_Work request_
Write out all the entries below without any change.

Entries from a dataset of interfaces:

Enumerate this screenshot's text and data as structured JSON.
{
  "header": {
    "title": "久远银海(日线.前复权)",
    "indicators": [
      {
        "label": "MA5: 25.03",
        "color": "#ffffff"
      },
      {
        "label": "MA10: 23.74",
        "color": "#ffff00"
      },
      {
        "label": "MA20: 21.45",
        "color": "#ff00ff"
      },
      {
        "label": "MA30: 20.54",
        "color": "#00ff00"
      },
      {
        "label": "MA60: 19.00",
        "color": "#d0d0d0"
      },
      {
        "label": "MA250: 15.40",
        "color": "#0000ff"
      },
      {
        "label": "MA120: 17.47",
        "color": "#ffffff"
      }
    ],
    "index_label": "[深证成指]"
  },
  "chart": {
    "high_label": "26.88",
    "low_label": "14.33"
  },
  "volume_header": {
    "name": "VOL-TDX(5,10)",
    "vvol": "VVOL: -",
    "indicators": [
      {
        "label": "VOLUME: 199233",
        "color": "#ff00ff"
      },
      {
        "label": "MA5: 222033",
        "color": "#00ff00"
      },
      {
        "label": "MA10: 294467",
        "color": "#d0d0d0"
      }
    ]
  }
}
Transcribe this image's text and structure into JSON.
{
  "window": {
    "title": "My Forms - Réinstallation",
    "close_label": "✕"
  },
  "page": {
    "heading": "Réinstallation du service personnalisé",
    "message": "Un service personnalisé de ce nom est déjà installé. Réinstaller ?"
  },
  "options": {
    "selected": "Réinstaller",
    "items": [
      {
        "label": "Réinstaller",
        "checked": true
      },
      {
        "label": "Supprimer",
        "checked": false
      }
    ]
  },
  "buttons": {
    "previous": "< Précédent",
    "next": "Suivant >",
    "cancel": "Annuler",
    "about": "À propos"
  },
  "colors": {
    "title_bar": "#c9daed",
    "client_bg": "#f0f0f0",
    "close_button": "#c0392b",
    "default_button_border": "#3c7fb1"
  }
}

_Exercise response_
Enumerate this screenshot's text and data as structured JSON.
{
  "header": {
    "title": "久远银海(日线.前复权)",
    "indicators": [
      {
        "label": "MA5: 25.03",
        "color": "#ffffff"
      },
      {
        "label": "MA10: 23.74",
        "color": "#ffff00"
      },
      {
        "label": "MA20: 21.45",
        "color": "#ff00ff"
      },
      {
        "label": "MA30: 20.54",
        "color": "#00ff00"
      },
      {
        "label": "MA60: 19.00",
        "color": "#d0d0d0"
      },
      {
        "label": "MA250: 15.40",
        "color": "#0000ff"
      },
      {
        "label": "MA120: 17.47",
        "color": "#ffffff"
      }
    ],
    "index_label": "[深证成指]"
  },
  "chart": {
    "high_label": "26.88",
    "low_label": "14.33"
  },
  "volume_header": {
    "name": "VOL-TDX(5,10)",
    "vvol": "VVOL: -",
    "indicators": [
      {
        "label": "VOLUME: 199233",
        "color": "#ff00ff"
      },
      {
        "label": "MA5: 222033",
        "color": "#00ff00"
      },
      {
        "label": "MA10: 294467",
        "color": "#d0d0d0"
      }
    ]
  }
}
Transcribe this image's text and structure into JSON.
{
  "window": {
    "title": "My Forms - Réinstallation",
    "close_label": "✕"
  },
  "page": {
    "heading": "Réinstallation du service personnalisé",
    "message": "Un service personnalisé de ce nom est déjà installé. Réinstaller ?"
  },
  "options": {
    "selected": "Réinstaller",
    "items": [
      {
        "label": "Réinstaller",
        "checked": true
      },
      {
        "label": "Supprimer",
        "checked": false
      }
    ]
  },
  "buttons": {
    "previous": "< Précédent",
    "next": "Suivant >",
    "cancel": "Annuler",
    "about": "À propos"
  },
  "colors": {
    "title_bar": "#c9daed",
    "client_bg": "#f0f0f0",
    "close_button": "#c0392b",
    "default_button_border": "#3c7fb1"
  }
}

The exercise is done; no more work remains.